[EXERCISE GOAL]
Rewrite the full material exactly; no line may be skipped.

__________________________________________________

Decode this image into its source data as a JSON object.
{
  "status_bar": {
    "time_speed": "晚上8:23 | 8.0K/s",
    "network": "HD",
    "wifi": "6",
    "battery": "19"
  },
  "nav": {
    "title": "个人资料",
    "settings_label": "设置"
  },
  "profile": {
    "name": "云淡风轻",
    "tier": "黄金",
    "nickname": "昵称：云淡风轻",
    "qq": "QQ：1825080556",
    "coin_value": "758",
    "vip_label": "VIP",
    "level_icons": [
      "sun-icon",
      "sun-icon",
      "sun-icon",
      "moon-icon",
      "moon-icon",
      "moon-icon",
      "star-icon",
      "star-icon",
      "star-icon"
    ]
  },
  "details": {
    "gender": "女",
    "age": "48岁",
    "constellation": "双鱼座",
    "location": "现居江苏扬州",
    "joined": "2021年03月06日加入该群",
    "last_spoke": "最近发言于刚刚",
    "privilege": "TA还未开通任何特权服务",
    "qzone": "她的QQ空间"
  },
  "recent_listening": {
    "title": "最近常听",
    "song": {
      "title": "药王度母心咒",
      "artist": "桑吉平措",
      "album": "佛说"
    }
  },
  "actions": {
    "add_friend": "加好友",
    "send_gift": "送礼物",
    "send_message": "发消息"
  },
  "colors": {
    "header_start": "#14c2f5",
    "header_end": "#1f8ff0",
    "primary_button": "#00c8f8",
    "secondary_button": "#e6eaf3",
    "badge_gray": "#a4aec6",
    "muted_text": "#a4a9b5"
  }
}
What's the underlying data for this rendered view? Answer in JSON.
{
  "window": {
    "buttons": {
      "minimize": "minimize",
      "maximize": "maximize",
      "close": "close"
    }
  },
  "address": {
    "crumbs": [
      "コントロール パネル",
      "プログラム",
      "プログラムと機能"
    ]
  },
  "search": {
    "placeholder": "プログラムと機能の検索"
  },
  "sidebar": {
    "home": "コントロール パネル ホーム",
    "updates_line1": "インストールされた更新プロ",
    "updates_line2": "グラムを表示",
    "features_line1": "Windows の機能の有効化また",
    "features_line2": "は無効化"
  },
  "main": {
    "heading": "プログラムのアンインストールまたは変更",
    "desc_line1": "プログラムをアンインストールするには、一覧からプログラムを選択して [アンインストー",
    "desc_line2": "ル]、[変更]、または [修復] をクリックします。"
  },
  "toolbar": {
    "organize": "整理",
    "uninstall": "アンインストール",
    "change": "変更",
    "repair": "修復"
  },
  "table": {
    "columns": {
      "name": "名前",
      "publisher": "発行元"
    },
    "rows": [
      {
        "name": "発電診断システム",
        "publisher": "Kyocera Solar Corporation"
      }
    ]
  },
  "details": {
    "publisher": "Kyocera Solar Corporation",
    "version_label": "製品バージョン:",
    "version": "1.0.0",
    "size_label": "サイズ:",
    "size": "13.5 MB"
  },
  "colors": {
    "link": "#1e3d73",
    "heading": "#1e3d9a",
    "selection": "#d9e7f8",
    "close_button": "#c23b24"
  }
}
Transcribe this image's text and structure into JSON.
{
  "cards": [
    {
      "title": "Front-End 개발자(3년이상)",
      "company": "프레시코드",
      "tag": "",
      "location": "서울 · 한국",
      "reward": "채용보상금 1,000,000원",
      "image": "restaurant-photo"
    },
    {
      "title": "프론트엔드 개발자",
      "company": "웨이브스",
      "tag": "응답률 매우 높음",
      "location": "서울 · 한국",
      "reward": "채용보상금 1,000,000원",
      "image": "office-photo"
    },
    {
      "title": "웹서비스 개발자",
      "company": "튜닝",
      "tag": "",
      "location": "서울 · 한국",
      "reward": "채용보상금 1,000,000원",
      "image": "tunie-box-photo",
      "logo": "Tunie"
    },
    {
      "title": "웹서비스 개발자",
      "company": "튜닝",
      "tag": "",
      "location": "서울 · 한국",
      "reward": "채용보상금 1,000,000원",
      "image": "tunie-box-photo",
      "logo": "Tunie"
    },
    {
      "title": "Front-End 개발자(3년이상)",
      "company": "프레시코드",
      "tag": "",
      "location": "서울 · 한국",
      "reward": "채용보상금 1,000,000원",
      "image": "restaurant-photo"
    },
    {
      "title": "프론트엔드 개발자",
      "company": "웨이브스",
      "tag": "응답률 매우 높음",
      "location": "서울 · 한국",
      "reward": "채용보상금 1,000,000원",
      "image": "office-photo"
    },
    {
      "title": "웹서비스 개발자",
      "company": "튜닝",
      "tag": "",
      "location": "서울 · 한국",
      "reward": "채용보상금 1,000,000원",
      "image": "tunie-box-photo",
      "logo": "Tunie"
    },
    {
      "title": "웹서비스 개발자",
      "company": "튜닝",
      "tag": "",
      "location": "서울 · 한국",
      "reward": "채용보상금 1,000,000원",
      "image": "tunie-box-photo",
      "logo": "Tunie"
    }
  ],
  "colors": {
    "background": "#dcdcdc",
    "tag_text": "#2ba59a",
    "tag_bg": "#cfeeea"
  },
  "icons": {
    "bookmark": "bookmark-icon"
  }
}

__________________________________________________

[REPLY]
Decode this image into its source data as a JSON object.
{
  "status_bar": {
    "time_speed": "晚上8:23 | 8.0K/s",
    "network": "HD",
    "wifi": "6",
    "battery": "19"
  },
  "nav": {
    "title": "个人资料",
    "settings_label": "设置"
  },
  "profile": {
    "name": "云淡风轻",
    "tier": "黄金",
    "nickname": "昵称：云淡风轻",
    "qq": "QQ：1825080556",
    "coin_value": "758",
    "vip_label": "VIP",
    "level_icons": [
      "sun-icon",
      "sun-icon",
      "sun-icon",
      "moon-icon",
      "moon-icon",
      "moon-icon",
      "star-icon",
      "star-icon",
      "star-icon"
    ]
  },
  "details": {
    "gender": "女",
    "age": "48岁",
    "constellation": "双鱼座",
    "location": "现居江苏扬州",
    "joined": "2021年03月06日加入该群",
    "last_spoke": "最近发言于刚刚",
    "privilege": "TA还未开通任何特权服务",
    "qzone": "她的QQ空间"
  },
  "recent_listening": {
    "title": "最近常听",
    "song": {
      "title": "药王度母心咒",
      "artist": "桑吉平措",
      "album": "佛说"
    }
  },
  "actions": {
    "add_friend": "加好友",
    "send_gift": "送礼物",
    "send_message": "发消息"
  },
  "colors": {
    "header_start": "#14c2f5",
    "header_end": "#1f8ff0",
    "primary_button": "#00c8f8",
    "secondary_button": "#e6eaf3",
    "badge_gray": "#a4aec6",
    "muted_text": "#a4a9b5"
  }
}
What's the underlying data for this rendered view? Answer in JSON.
{
  "window": {
    "buttons": {
      "minimize": "minimize",
      "maximize": "maximize",
      "close": "close"
    }
  },
  "address": {
    "crumbs": [
      "コントロール パネル",
      "プログラム",
      "プログラムと機能"
    ]
  },
  "search": {
    "placeholder": "プログラムと機能の検索"
  },
  "sidebar": {
    "home": "コントロール パネル ホーム",
    "updates_line1": "インストールされた更新プロ",
    "updates_line2": "グラムを表示",
    "features_line1": "Windows の機能の有効化また",
    "features_line2": "は無効化"
  },
  "main": {
    "heading": "プログラムのアンインストールまたは変更",
    "desc_line1": "プログラムをアンインストールするには、一覧からプログラムを選択して [アンインストー",
    "desc_line2": "ル]、[変更]、または [修復] をクリックします。"
  },
  "toolbar": {
    "organize": "整理",
    "uninstall": "アンインストール",
    "change": "変更",
    "repair": "修復"
  },
  "table": {
    "columns": {
      "name": "名前",
      "publisher": "発行元"
    },
    "rows": [
      {
        "name": "発電診断システム",
        "publisher": "Kyocera Solar Corporation"
      }
    ]
  },
  "details": {
    "publisher": "Kyocera Solar Corporation",
    "version_label": "製品バージョン:",
    "version": "1.0.0",
    "size_label": "サイズ:",
    "size": "13.5 MB"
  },
  "colors": {
    "link": "#1e3d73",
    "heading": "#1e3d9a",
    "selection": "#d9e7f8",
    "close_button": "#c23b24"
  }
}
Transcribe this image's text and structure into JSON.
{
  "cards": [
    {
      "title": "Front-End 개발자(3년이상)",
      "company": "프레시코드",
      "tag": "",
      "location": "서울 · 한국",
      "reward": "채용보상금 1,000,000원",
      "image": "restaurant-photo"
    },
    {
      "title": "프론트엔드 개발자",
      "company": "웨이브스",
      "tag": "응답률 매우 높음",
      "location": "서울 · 한국",
      "reward": "채용보상금 1,000,000원",
      "image": "office-photo"
    },
    {
      "title": "웹서비스 개발자",
      "company": "튜닝",
      "tag": "",
      "location": "서울 · 한국",
      "reward": "채용보상금 1,000,000원",
      "image": "tunie-box-photo",
      "logo": "Tunie"
    },
    {
      "title": "웹서비스 개발자",
      "company": "튜닝",
      "tag": "",
      "location": "서울 · 한국",
      "reward": "채용보상금 1,000,000원",
      "image": "tunie-box-photo",
      "logo": "Tunie"
    },
    {
      "title": "Front-End 개발자(3년이상)",
      "company": "프레시코드",
      "tag": "",
      "location": "서울 · 한국",
      "reward": "채용보상금 1,000,000원",
      "image": "restaurant-photo"
    },
    {
      "title": "프론트엔드 개발자",
      "company": "웨이브스",
      "tag": "응답률 매우 높음",
      "location": "서울 · 한국",
      "reward": "채용보상금 1,000,000원",
      "image": "office-photo"
    },
    {
      "title": "웹서비스 개발자",
      "company": "튜닝",
      "tag": "",
      "location": "서울 · 한국",
      "reward": "채용보상금 1,000,000원",
      "image": "tunie-box-photo",
      "logo": "Tunie"
    },
    {
      "title": "웹서비스 개발자",
      "company": "튜닝",
      "tag": "",
      "location": "서울 · 한국",
      "reward": "채용보상금 1,000,000원",
      "image": "tunie-box-photo",
      "logo": "Tunie"
    }
  ],
  "colors": {
    "background": "#dcdcdc",
    "tag_text": "#2ba59a",
    "tag_bg": "#cfeeea"
  },
  "icons": {
    "bookmark": "bookmark-icon"
  }
}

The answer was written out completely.